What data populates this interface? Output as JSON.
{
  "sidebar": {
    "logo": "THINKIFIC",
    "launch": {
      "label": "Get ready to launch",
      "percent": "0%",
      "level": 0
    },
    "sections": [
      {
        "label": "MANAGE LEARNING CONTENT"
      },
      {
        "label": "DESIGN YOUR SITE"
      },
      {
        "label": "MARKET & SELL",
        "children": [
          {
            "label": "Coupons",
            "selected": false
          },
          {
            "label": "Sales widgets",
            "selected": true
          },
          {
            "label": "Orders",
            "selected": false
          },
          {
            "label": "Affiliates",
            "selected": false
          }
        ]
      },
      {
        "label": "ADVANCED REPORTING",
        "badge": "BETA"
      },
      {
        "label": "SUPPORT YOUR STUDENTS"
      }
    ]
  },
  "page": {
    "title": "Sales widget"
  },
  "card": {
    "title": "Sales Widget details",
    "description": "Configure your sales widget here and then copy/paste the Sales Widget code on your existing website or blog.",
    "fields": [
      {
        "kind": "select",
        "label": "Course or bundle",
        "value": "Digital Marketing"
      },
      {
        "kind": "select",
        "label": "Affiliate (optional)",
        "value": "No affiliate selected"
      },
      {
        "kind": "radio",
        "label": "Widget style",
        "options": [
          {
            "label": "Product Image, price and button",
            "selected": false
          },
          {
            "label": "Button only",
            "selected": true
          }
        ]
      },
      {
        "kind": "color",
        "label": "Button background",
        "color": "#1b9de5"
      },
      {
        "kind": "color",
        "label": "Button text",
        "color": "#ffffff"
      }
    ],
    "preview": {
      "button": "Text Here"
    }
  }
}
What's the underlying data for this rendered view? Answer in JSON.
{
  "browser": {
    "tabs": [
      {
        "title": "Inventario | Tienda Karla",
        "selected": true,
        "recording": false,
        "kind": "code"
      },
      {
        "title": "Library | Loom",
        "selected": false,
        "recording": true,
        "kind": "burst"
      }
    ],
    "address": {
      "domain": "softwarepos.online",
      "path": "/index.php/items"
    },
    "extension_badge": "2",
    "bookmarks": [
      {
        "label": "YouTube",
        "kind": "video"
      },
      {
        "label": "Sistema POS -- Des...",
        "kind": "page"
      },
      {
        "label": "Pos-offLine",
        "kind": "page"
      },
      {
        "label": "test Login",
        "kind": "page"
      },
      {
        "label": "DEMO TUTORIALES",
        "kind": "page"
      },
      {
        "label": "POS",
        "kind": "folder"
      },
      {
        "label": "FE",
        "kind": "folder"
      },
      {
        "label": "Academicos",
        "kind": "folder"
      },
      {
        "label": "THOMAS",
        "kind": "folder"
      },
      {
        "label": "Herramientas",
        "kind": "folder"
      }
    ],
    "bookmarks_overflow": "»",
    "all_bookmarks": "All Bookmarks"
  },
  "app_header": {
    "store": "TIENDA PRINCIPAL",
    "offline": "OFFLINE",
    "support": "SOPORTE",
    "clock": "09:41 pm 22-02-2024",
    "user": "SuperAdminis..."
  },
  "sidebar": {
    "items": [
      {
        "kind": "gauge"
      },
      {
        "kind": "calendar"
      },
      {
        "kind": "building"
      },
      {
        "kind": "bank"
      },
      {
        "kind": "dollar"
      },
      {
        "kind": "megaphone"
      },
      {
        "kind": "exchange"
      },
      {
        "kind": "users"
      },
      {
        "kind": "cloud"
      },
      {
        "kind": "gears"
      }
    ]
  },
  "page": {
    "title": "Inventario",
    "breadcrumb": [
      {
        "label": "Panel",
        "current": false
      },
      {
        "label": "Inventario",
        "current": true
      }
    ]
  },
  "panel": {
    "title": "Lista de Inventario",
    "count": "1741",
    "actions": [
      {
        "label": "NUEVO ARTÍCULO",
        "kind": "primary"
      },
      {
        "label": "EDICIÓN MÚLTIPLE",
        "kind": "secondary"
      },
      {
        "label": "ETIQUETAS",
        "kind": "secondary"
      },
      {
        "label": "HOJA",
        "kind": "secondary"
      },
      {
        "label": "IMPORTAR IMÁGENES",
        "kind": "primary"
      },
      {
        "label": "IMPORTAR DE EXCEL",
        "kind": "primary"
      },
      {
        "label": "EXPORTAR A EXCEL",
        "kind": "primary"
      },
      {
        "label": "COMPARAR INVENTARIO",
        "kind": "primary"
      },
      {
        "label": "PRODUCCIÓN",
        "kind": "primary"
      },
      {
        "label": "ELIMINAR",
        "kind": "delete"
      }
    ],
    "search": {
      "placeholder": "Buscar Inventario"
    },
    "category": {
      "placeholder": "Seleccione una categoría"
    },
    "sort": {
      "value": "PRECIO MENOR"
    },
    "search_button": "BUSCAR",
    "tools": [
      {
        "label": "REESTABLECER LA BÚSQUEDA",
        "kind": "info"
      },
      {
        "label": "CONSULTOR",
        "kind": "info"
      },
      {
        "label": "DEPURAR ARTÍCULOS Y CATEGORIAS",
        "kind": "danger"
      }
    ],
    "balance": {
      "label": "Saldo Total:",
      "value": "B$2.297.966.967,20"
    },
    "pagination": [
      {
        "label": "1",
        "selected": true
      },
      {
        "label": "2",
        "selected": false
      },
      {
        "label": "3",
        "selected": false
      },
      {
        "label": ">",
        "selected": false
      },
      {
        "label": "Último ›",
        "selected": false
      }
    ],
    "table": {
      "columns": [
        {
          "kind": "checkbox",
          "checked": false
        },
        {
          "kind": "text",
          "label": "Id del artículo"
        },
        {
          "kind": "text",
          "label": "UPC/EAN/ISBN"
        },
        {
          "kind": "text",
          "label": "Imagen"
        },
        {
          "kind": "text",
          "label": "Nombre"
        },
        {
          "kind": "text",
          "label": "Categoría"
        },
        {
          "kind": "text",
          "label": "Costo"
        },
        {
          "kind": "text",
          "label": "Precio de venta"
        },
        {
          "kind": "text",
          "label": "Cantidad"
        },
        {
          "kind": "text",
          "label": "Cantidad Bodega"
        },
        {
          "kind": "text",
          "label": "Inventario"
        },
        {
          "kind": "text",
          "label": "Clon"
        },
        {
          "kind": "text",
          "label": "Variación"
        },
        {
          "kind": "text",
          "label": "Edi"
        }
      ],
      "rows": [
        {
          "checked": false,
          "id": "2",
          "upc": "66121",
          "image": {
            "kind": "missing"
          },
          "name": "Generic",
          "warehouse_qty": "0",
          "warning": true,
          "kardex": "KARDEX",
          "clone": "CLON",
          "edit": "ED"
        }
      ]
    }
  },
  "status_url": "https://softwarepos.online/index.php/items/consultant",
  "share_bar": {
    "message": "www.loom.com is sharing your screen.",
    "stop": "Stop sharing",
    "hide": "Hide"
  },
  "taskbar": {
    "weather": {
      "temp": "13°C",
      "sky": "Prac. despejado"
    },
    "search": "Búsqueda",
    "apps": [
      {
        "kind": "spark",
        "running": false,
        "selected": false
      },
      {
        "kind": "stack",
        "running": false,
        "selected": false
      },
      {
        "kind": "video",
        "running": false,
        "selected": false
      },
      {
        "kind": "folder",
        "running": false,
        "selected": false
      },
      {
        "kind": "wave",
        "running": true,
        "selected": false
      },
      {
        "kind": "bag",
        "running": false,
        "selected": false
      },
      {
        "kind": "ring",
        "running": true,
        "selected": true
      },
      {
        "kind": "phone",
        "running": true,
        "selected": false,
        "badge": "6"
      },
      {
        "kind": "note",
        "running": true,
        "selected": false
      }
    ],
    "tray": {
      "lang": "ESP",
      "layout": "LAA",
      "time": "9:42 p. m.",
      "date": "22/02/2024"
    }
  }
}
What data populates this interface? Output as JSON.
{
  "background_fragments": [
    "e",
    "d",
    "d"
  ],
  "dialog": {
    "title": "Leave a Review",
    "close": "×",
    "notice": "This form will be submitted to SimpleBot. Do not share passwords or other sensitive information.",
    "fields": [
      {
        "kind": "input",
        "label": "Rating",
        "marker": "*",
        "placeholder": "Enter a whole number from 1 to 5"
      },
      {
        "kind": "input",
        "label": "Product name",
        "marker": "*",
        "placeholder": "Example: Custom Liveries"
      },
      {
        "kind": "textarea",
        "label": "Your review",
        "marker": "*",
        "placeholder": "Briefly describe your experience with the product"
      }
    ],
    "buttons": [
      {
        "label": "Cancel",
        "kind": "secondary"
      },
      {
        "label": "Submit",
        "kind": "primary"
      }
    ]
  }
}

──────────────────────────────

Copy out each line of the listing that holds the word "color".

        "kind": "color",
        "color": "#1b9de5"
        "kind": "color",
        "color": "#ffffff"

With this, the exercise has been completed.